The accuracy of an eyewitness’ recollection is suspect when: there was little time for observation; the witness was under the influence of alcohol or drugs; the witness was in a highly emotional state; the witness would have had no reason to take particular notice of the incident (e.g. did not know a crime was taking place); there was a substantial time lapse between observation and first identification; there was a marked discrepancy between the identifying witness’ original description and the actual appearance of the defendant; the witness initially expressed doubt he or she could make an identification, or first made a patently erroneous one, or reported other details that later proved incorrect; there is steady “improvement” of memory and confidence from first identification through subsequent statements, grand jury testimony, and trial; the witness fails to recognize the defendant when next encountered; the witness and defendant are of different ethnic groups/races; the witness demonstrates bias or prejudice; the witness has an emotional need to see what he expects to see or report; and/or the witness manifests a high need to conform to, defer to, or please authority figures.

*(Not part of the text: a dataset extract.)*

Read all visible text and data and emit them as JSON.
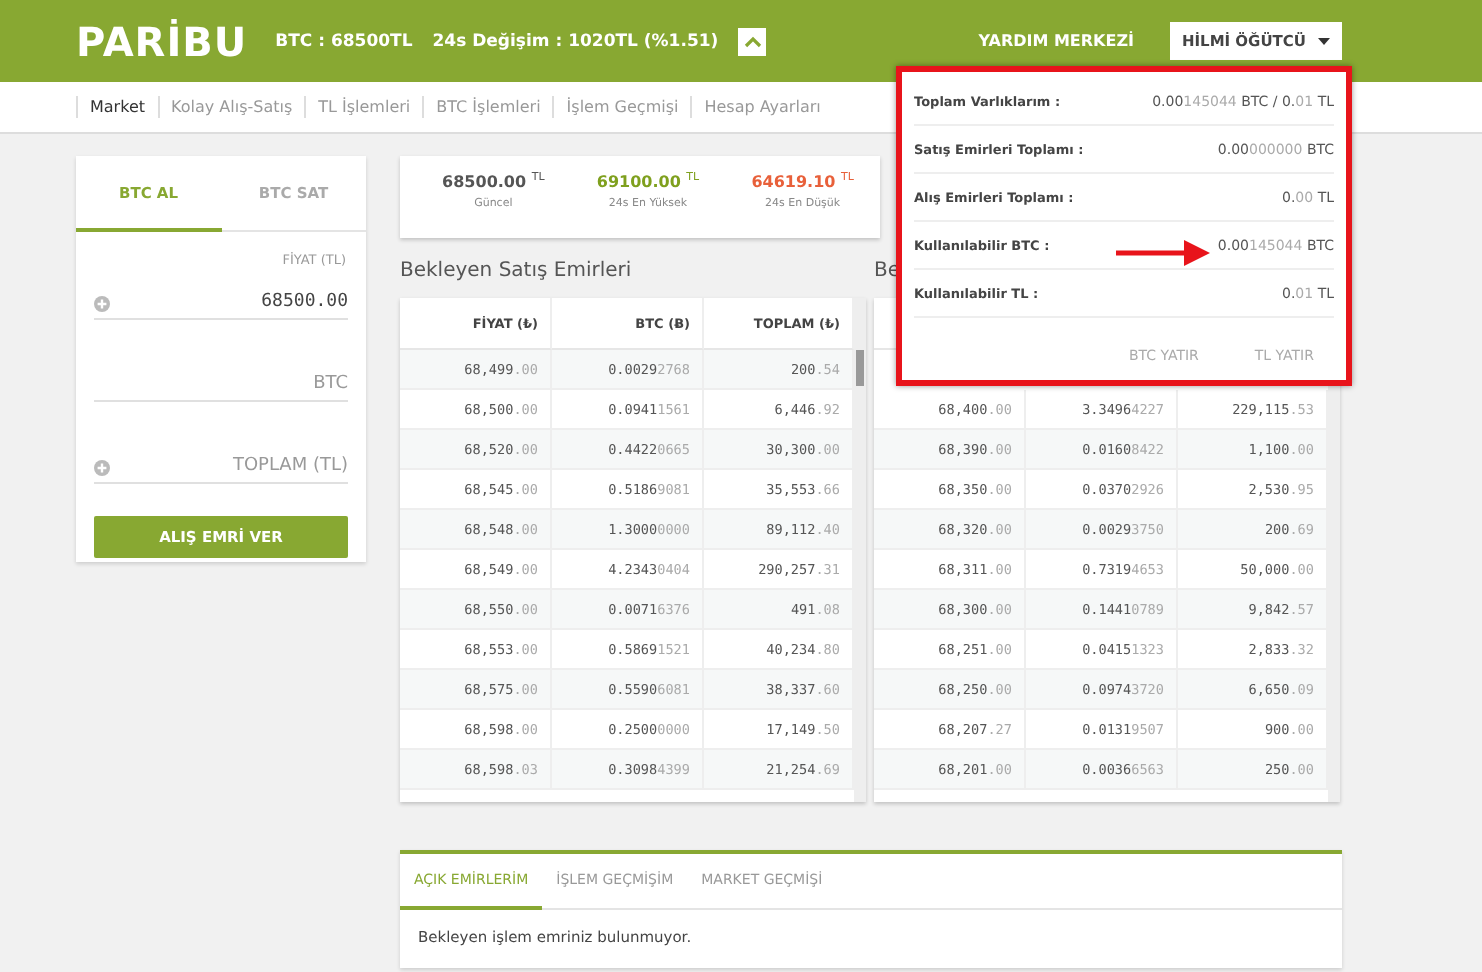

Standard mug-shot and lineup procedures unfortunately provide good illustration of how memory is commonly distorted. Typically, photographs (or lineup participants) shown to a prospective witness are all of persons suspected of the same crime as the offense under investigation, rather than persons fitting the descriptions originally given by witnesses. Thus, there tends to be a wide discrepancy in appearance among the suspects viewed, heightening the probability that the witness will identify the one face (relative to the others) that at least somewhat resembles the witness’ original perceptions. The police frequently use the photograph of the one they believe to be the perpetrator again and again in different displays, whereas the other faces reappear far less often; repetition alone can increase the witness’ conviction that the suspect’s face is familiar.

If an eyewitness erroneously chooses a mug shot after the initial lineup viewing, the witness is likely to choose that very same incorrect face once again at a later time, even though the correct face is also available for the choosing. That is, a witness is much more likely to identify in a real lineup that face he or she may have previously seen at the time of the initial identification, and in a subsequent recall is likely to remain committed to his or her error.